How American Exceptionalism Works


Origins of the Term 'American Exceptionalism'
American communists carry posters of Russian leaders during a May Day parade in New York City in 1935. Dick Lewis/NY Daily News Archive via Getty Images

It's tempting to say that Alexis de Tocqueville, the 19th-century French diplomat and sharp commentator on the political and cultural character of the early United States, invented the term American exceptionalism. The evidence is found in his landmark work, "Democracy in America," when answering the question of whether the example of America proves that democratic nations don't care about science, literature or art.

Tocqueville doesn't defend America's intellectual rigor — quite the opposite. "It must be acknowledged that in few of the civilized nations of our time have the higher sciences made less progress than in the United States; and in few have great artists, distinguished poets, or celebrated writers been more rare," he writes.

Instead, Tocqueville argues that America is "quite exceptional" in several important ways — its practical Puritanical origins, its innate commercial drive, its geographic isolation and distracting natural beauty — that it can't possibly function as a stand-in for all future democratic nations. Just because Americans don't care about art and science, he basically says, doesn't mean that democracy is for dummies.

So while Tocqueville was one of the first to call America "exceptional," it was certainly meant in the "unusual and different" sense, and was not necessarily a compliment.

There's a stronger argument to make that the term American exceptionalism was first coined by American communists in the late 1920s. Yes, communists. Basically, European Marxists started wondering in the early 20th century why the United States was the only capitalist and industrialist nation that hadn't experienced a socialist uprising. Weren't American workers longing for the same rights as their comrades in countries like Germany and Russia?

American communist leader Jay Lovestone argued in 1928 that the economic and social conditions in American were "exceptional" and that a moderate, reformist approach was more suitable than violent class warfare [source: Liberman]. Joseph Stalin wasn't a fan of this theory to say the least. He demanded that Lovestone end his "heresy of American exceptionalism." For his efforts, Lovestone was kicked out of the American Communist Party in 1929 [source: Zimmer].

Again, the American communists and Stalin employed the term American exceptionalism to explain the oddity of the United States, certainly not to hold it up as a shining light to the world.

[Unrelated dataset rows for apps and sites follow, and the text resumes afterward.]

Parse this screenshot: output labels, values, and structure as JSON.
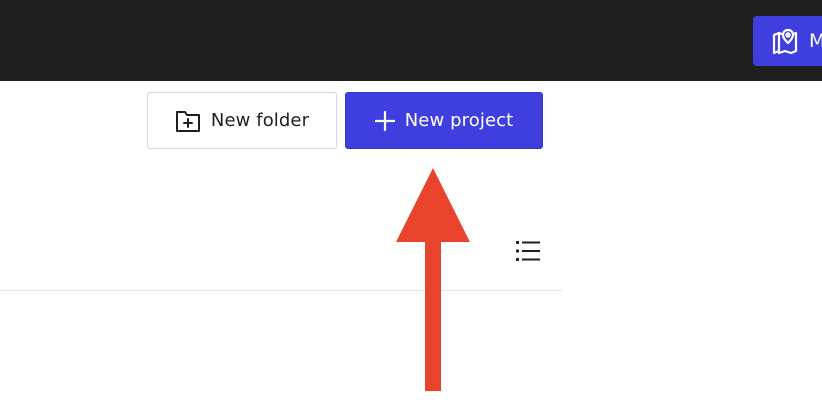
{
  "topbar": {
    "button_label": "M"
  },
  "toolbar": {
    "new_folder_label": "New folder",
    "new_project_label": "New project"
  },
  "colors": {
    "topbar_bg": "#1f1f1f",
    "primary": "#3f3fe0",
    "annotation_arrow": "#e8432b"
  },
  "icons": {
    "topbar_button": "map-pin-icon",
    "new_folder": "folder-plus-icon",
    "new_project": "plus-icon",
    "view_toggle": "list-view-icon"
  }
}
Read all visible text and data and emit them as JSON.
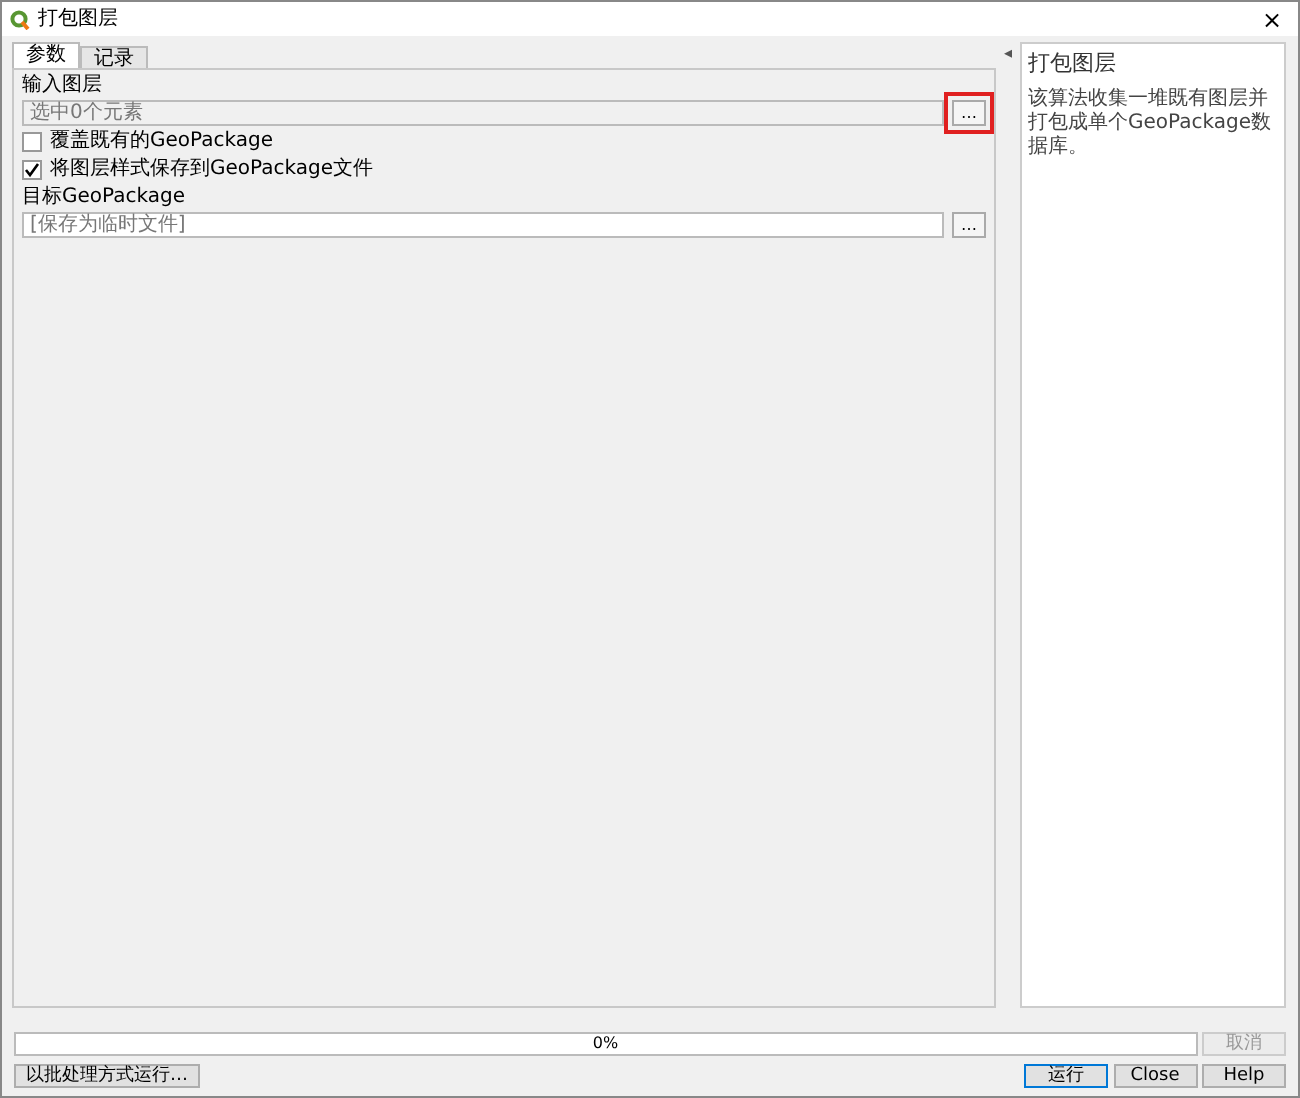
{
  "window": {
    "title": "打包图层",
    "close": "×"
  },
  "tabs": [
    {
      "label": "参数",
      "selected": true
    },
    {
      "label": "记录",
      "selected": false
    }
  ],
  "parameters": [
    {
      "kind": "picker",
      "label": "输入图层",
      "value": "选中0个元素",
      "button": "…",
      "highlighted": true
    },
    {
      "kind": "checkbox",
      "label": "覆盖既有的GeoPackage",
      "checked": false
    },
    {
      "kind": "checkbox",
      "label": "将图层样式保存到GeoPackage文件",
      "checked": true
    },
    {
      "kind": "field",
      "label": "目标GeoPackage",
      "value": "[保存为临时文件]",
      "button": "…"
    }
  ],
  "collapse_arrow": "◂",
  "help": {
    "title": "打包图层",
    "text": "该算法收集一堆既有图层并打包成单个GeoPackage数据库。"
  },
  "progress": {
    "level": 0,
    "reading": "0%"
  },
  "cancel_button": {
    "label": "取消",
    "disabled": true
  },
  "batch_button": "以批处理方式运行…",
  "buttons": [
    {
      "label": "运行",
      "default": true
    },
    {
      "label": "Close",
      "default": false
    },
    {
      "label": "Help",
      "default": false
    }
  ]
}
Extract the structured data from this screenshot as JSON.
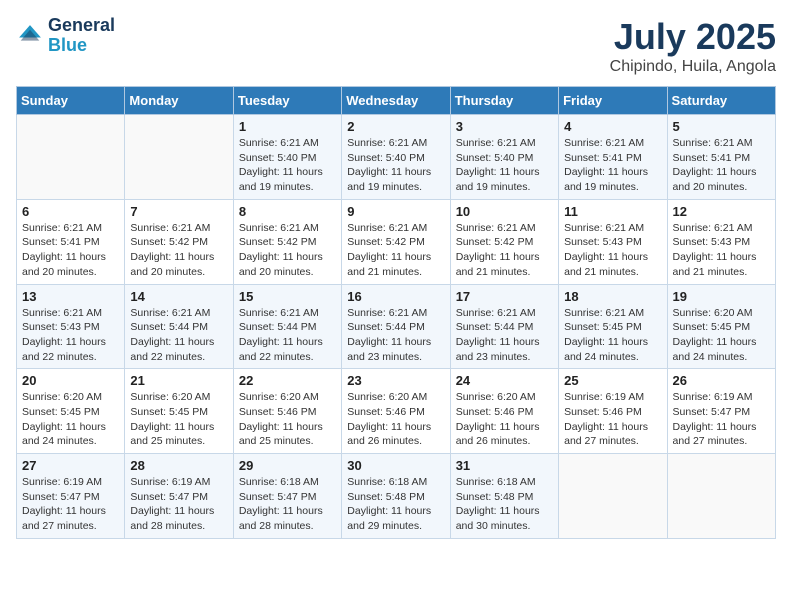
{
  "header": {
    "logo_line1": "General",
    "logo_line2": "Blue",
    "month": "July 2025",
    "location": "Chipindo, Huila, Angola"
  },
  "columns": [
    "Sunday",
    "Monday",
    "Tuesday",
    "Wednesday",
    "Thursday",
    "Friday",
    "Saturday"
  ],
  "weeks": [
    [
      {
        "day": "",
        "sunrise": "",
        "sunset": "",
        "daylight": ""
      },
      {
        "day": "",
        "sunrise": "",
        "sunset": "",
        "daylight": ""
      },
      {
        "day": "1",
        "sunrise": "Sunrise: 6:21 AM",
        "sunset": "Sunset: 5:40 PM",
        "daylight": "Daylight: 11 hours and 19 minutes."
      },
      {
        "day": "2",
        "sunrise": "Sunrise: 6:21 AM",
        "sunset": "Sunset: 5:40 PM",
        "daylight": "Daylight: 11 hours and 19 minutes."
      },
      {
        "day": "3",
        "sunrise": "Sunrise: 6:21 AM",
        "sunset": "Sunset: 5:40 PM",
        "daylight": "Daylight: 11 hours and 19 minutes."
      },
      {
        "day": "4",
        "sunrise": "Sunrise: 6:21 AM",
        "sunset": "Sunset: 5:41 PM",
        "daylight": "Daylight: 11 hours and 19 minutes."
      },
      {
        "day": "5",
        "sunrise": "Sunrise: 6:21 AM",
        "sunset": "Sunset: 5:41 PM",
        "daylight": "Daylight: 11 hours and 20 minutes."
      }
    ],
    [
      {
        "day": "6",
        "sunrise": "Sunrise: 6:21 AM",
        "sunset": "Sunset: 5:41 PM",
        "daylight": "Daylight: 11 hours and 20 minutes."
      },
      {
        "day": "7",
        "sunrise": "Sunrise: 6:21 AM",
        "sunset": "Sunset: 5:42 PM",
        "daylight": "Daylight: 11 hours and 20 minutes."
      },
      {
        "day": "8",
        "sunrise": "Sunrise: 6:21 AM",
        "sunset": "Sunset: 5:42 PM",
        "daylight": "Daylight: 11 hours and 20 minutes."
      },
      {
        "day": "9",
        "sunrise": "Sunrise: 6:21 AM",
        "sunset": "Sunset: 5:42 PM",
        "daylight": "Daylight: 11 hours and 21 minutes."
      },
      {
        "day": "10",
        "sunrise": "Sunrise: 6:21 AM",
        "sunset": "Sunset: 5:42 PM",
        "daylight": "Daylight: 11 hours and 21 minutes."
      },
      {
        "day": "11",
        "sunrise": "Sunrise: 6:21 AM",
        "sunset": "Sunset: 5:43 PM",
        "daylight": "Daylight: 11 hours and 21 minutes."
      },
      {
        "day": "12",
        "sunrise": "Sunrise: 6:21 AM",
        "sunset": "Sunset: 5:43 PM",
        "daylight": "Daylight: 11 hours and 21 minutes."
      }
    ],
    [
      {
        "day": "13",
        "sunrise": "Sunrise: 6:21 AM",
        "sunset": "Sunset: 5:43 PM",
        "daylight": "Daylight: 11 hours and 22 minutes."
      },
      {
        "day": "14",
        "sunrise": "Sunrise: 6:21 AM",
        "sunset": "Sunset: 5:44 PM",
        "daylight": "Daylight: 11 hours and 22 minutes."
      },
      {
        "day": "15",
        "sunrise": "Sunrise: 6:21 AM",
        "sunset": "Sunset: 5:44 PM",
        "daylight": "Daylight: 11 hours and 22 minutes."
      },
      {
        "day": "16",
        "sunrise": "Sunrise: 6:21 AM",
        "sunset": "Sunset: 5:44 PM",
        "daylight": "Daylight: 11 hours and 23 minutes."
      },
      {
        "day": "17",
        "sunrise": "Sunrise: 6:21 AM",
        "sunset": "Sunset: 5:44 PM",
        "daylight": "Daylight: 11 hours and 23 minutes."
      },
      {
        "day": "18",
        "sunrise": "Sunrise: 6:21 AM",
        "sunset": "Sunset: 5:45 PM",
        "daylight": "Daylight: 11 hours and 24 minutes."
      },
      {
        "day": "19",
        "sunrise": "Sunrise: 6:20 AM",
        "sunset": "Sunset: 5:45 PM",
        "daylight": "Daylight: 11 hours and 24 minutes."
      }
    ],
    [
      {
        "day": "20",
        "sunrise": "Sunrise: 6:20 AM",
        "sunset": "Sunset: 5:45 PM",
        "daylight": "Daylight: 11 hours and 24 minutes."
      },
      {
        "day": "21",
        "sunrise": "Sunrise: 6:20 AM",
        "sunset": "Sunset: 5:45 PM",
        "daylight": "Daylight: 11 hours and 25 minutes."
      },
      {
        "day": "22",
        "sunrise": "Sunrise: 6:20 AM",
        "sunset": "Sunset: 5:46 PM",
        "daylight": "Daylight: 11 hours and 25 minutes."
      },
      {
        "day": "23",
        "sunrise": "Sunrise: 6:20 AM",
        "sunset": "Sunset: 5:46 PM",
        "daylight": "Daylight: 11 hours and 26 minutes."
      },
      {
        "day": "24",
        "sunrise": "Sunrise: 6:20 AM",
        "sunset": "Sunset: 5:46 PM",
        "daylight": "Daylight: 11 hours and 26 minutes."
      },
      {
        "day": "25",
        "sunrise": "Sunrise: 6:19 AM",
        "sunset": "Sunset: 5:46 PM",
        "daylight": "Daylight: 11 hours and 27 minutes."
      },
      {
        "day": "26",
        "sunrise": "Sunrise: 6:19 AM",
        "sunset": "Sunset: 5:47 PM",
        "daylight": "Daylight: 11 hours and 27 minutes."
      }
    ],
    [
      {
        "day": "27",
        "sunrise": "Sunrise: 6:19 AM",
        "sunset": "Sunset: 5:47 PM",
        "daylight": "Daylight: 11 hours and 27 minutes."
      },
      {
        "day": "28",
        "sunrise": "Sunrise: 6:19 AM",
        "sunset": "Sunset: 5:47 PM",
        "daylight": "Daylight: 11 hours and 28 minutes."
      },
      {
        "day": "29",
        "sunrise": "Sunrise: 6:18 AM",
        "sunset": "Sunset: 5:47 PM",
        "daylight": "Daylight: 11 hours and 28 minutes."
      },
      {
        "day": "30",
        "sunrise": "Sunrise: 6:18 AM",
        "sunset": "Sunset: 5:48 PM",
        "daylight": "Daylight: 11 hours and 29 minutes."
      },
      {
        "day": "31",
        "sunrise": "Sunrise: 6:18 AM",
        "sunset": "Sunset: 5:48 PM",
        "daylight": "Daylight: 11 hours and 30 minutes."
      },
      {
        "day": "",
        "sunrise": "",
        "sunset": "",
        "daylight": ""
      },
      {
        "day": "",
        "sunrise": "",
        "sunset": "",
        "daylight": ""
      }
    ]
  ]
}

But Lovestone was on to something. Unlike most European democracies, America has no history of monarchy or feudalism, and therefore less deference to the state, as well as less class consciousness. This could translate into citizens being less interested in joining trade unions (or communist parties) as well less interested in having their government dictate policy. Political scientist Seymour Martin Lipset argued that Americans identify with the social class they aspire to rather than the one they are in, so they are more sympathetic to the concerns of the small businessperson (who would be forced to pay for these benefits) than to those of his or her workers [source: Kurtzleben]. This could be one explanation for why a policy like paid maternity leave has never been a vote-getter.

Next, we'll explore how American exceptionalism came to be embraced by conservative politicians as a badge of pride and patriotism.

More to Explore